Challenging but essential

According to us the potential two-level polarization between edge and cloud is superseded by the concept of swarm which enables a more advanced cloud cooperation model.

Swarm computing aims to address new business models around digital markets by creating novel opportunities at the intersection between people, businesses and things. Connecting people, devices and services into digital ecosystems has been recognized as challenging but essential for the coming years.

New research is required on how to deploy, operate and manage these heterogeneous and highly distributed services, which will require high levels of automation and innovative skills. In addition, future complex digital ecosystems will increase the need for solutions able to adapt to specific user needs at scale in a highly dynamic way.

We introduce in our Swarm Computing White Paper as below a reference architecture for the swarm concept and illustrate it through two use cases:  Robotics and industrial swarms. For more information, we invite you to also read out latest Thought Leadership paper Journey 2022 'Resolving Digital Dilemmas'

Download the Swarm Computing – White Paper

Share this blog article


About Ana Juan Ferrer

Head of NG Cloud Lab, Atos Research and Innovation and member of the Scientific Community
Ana Juan Ferrer is Head of Lab of Next Generation Cloud Lab in Atos Research and Innovation, group which focuses its research on Cloud and Edge Computing technologies, distributed systems and service engineering. Currently, she is coordinating the mF2C project that investigates methods and tools to support resource orchestration across Fog and Cloud environments. Ana also participates in the Atos Scientific Community, working on Edge and Swarm Computing, aiming to identify and materialise opportunities for Atos in advanced cloud models such as Edge and Fog Computing and multi-cloud hybrid models.

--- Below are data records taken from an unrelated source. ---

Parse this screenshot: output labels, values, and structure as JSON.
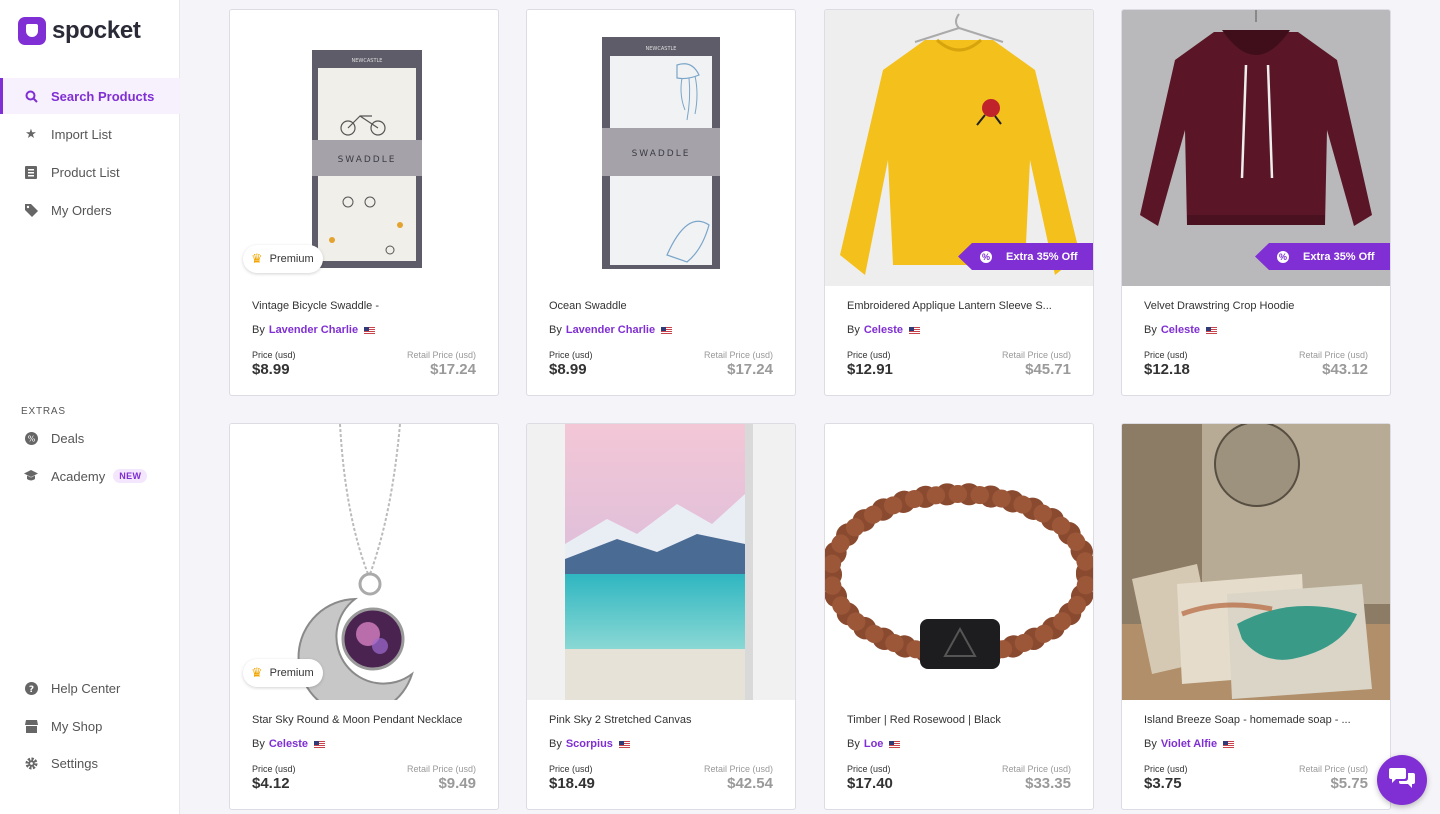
{
  "brand": {
    "name": "spocket",
    "accent": "#7f2fd3"
  },
  "sidebar": {
    "items": [
      {
        "label": "Search Products",
        "icon": "search-icon",
        "active": true
      },
      {
        "label": "Import List",
        "icon": "star-icon"
      },
      {
        "label": "Product List",
        "icon": "list-icon"
      },
      {
        "label": "My Orders",
        "icon": "tag-icon"
      }
    ],
    "extras_label": "EXTRAS",
    "extras": [
      {
        "label": "Deals",
        "icon": "percent-icon"
      },
      {
        "label": "Academy",
        "icon": "graduation-cap-icon",
        "badge": "NEW"
      }
    ],
    "bottom": [
      {
        "label": "Help Center",
        "icon": "help-icon"
      },
      {
        "label": "My Shop",
        "icon": "shop-icon"
      },
      {
        "label": "Settings",
        "icon": "gear-icon"
      }
    ]
  },
  "labels": {
    "by": "By",
    "price": "Price (usd)",
    "retail": "Retail Price (usd)",
    "premium": "Premium",
    "deal": "Extra 35% Off"
  },
  "products": [
    {
      "title": "Vintage Bicycle Swaddle -",
      "seller": "Lavender Charlie",
      "price": "$8.99",
      "retail": "$17.24",
      "premium": true,
      "image": "swaddle-bicycle-image"
    },
    {
      "title": "Ocean Swaddle",
      "seller": "Lavender Charlie",
      "price": "$8.99",
      "retail": "$17.24",
      "image": "swaddle-ocean-image"
    },
    {
      "title": "Embroidered Applique Lantern Sleeve S...",
      "seller": "Celeste",
      "price": "$12.91",
      "retail": "$45.71",
      "deal": true,
      "image": "yellow-sweater-image"
    },
    {
      "title": "Velvet Drawstring Crop Hoodie",
      "seller": "Celeste",
      "price": "$12.18",
      "retail": "$43.12",
      "deal": true,
      "image": "burgundy-hoodie-image"
    },
    {
      "title": "Star Sky Round & Moon Pendant Necklace",
      "seller": "Celeste",
      "price": "$4.12",
      "retail": "$9.49",
      "premium": true,
      "image": "moon-necklace-image"
    },
    {
      "title": "Pink Sky 2 Stretched Canvas",
      "seller": "Scorpius",
      "price": "$18.49",
      "retail": "$42.54",
      "image": "canvas-mountains-image"
    },
    {
      "title": "Timber | Red Rosewood | Black",
      "seller": "Loe",
      "price": "$17.40",
      "retail": "$33.35",
      "image": "bead-bracelet-image"
    },
    {
      "title": "Island Breeze Soap - homemade soap - ...",
      "seller": "Violet Alfie",
      "price": "$3.75",
      "retail": "$5.75",
      "image": "soap-bars-image"
    }
  ],
  "chat": {
    "icon": "chat-icon"
  }
}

In addition, Ana is Atos Distinguished Expert on Cloud Domain, specifically targeting Edge Computing developments.

Follow or contact Ana